Many came to reside in Hawaii where work in the bamboo and sugar cane fields was plentiful.  They would work hard in the day then in the evening they would practice their fighting arts in order to preserve their heritage in these new lands.  Of course many natives came to see these fighting arts and wished to study them themselves, and although in many cases they were refused (most Chinese still thought of their arts as secret and not for outsiders at this time) some teachers permitted foreign students to study with them. One such teacher was William Kwai Sun Chow whose nickname in the Palma district of Honolulu was Lightning Chow! He took many students and taught them his family style of Chuan Fa which was based in the Southern Hung Gar style.
At this point in time Hawaii was becoming a melting pot of the martial arts and unlike at any other time in history individual teachers where begining to combine their knowledge to create new forms of the arts.  William Chow met and enlisted the aid of a Japanese martial arts master named James Masayoshi Mitose, an expert in Japanese Ju jutsu.  Together the two men combined their arts to create the art of Kempo Jujutsu, finding that the straight line movements of Mitose’s techniques blended perfectly with the more circular strikes of Chows Chuan Fa. After the two men parted company Chow changed the name of his art to Kara Ho Kenpo karate.  This was a statement that what he now did was different from that of Mitose.
Chow's Kara Ho Kenpo attracted many talented students, many of whom were already accomplished fighters in other arts.  This was in the mid 1920s – 1930s and some of the names of those who trained with Chow at this time would go on to represent martial excellence in to the current times: men such as Paul Yamaguchi of Kokuyushinkai karate; Adriano Emperado founder of the Kajukenbo style of Kenpo; and Edmund K Parker founder of American Kenpo.
Of all of Chow's students it is probably Ed Parker who is now the most famous. Originally beginning his martial arts study in Boxing and Judo he came to practice with Chow after hearing from his brother how he had subdued a local tough who Parker knew, he was amazed that such a small man had been able to defeat such a larger more aggressive opponent and because of this he took to Kenpo with a rare passion. He eventually moved from Hawaii to the mainland and California where he began to teach his own version of the art which he dubbed American Kenpo, so saying because it was the first true form of modern Kenpo - not Chinese, not Okinawan, but American.  Parker introduced logic to the art as he was an expert in science and other academic arts having gained a degree whilst at university and he added his findings to his Kenpo with explosive results.  The movements became faster and more direct with an economy of motion that made the practitioner seem almost stationary.  He also introduced new forms and movements, increasing the technique base from 55 to over a hundred actions; he also introduced a sports element to the art and is the first man to publish a rule pamphlet on competitive fighting.
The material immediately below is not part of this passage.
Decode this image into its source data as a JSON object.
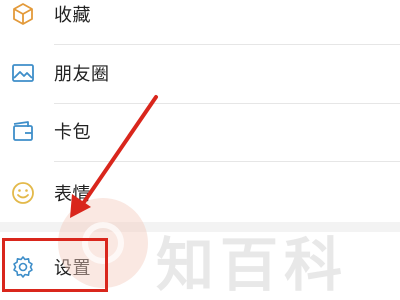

Kenpo has come a long way since its introduction in to China thousands of years ago; it now covers the globe with over a hundred different styles and systems available with countless variations open to the new student, it is from these fertile grounds that Modern Kenpo karate jutsu has been born and is now like its older brother/sister styles, becoming known as a true fighting art with no time for wasted effort or obsolete traditions that even the original masters have long forgotten the need for.  It is a style as much about enjoying life as it is about combat and welcomes all those who come in the spirit of combat whilst keeping peace within their hearts, this is KENPO!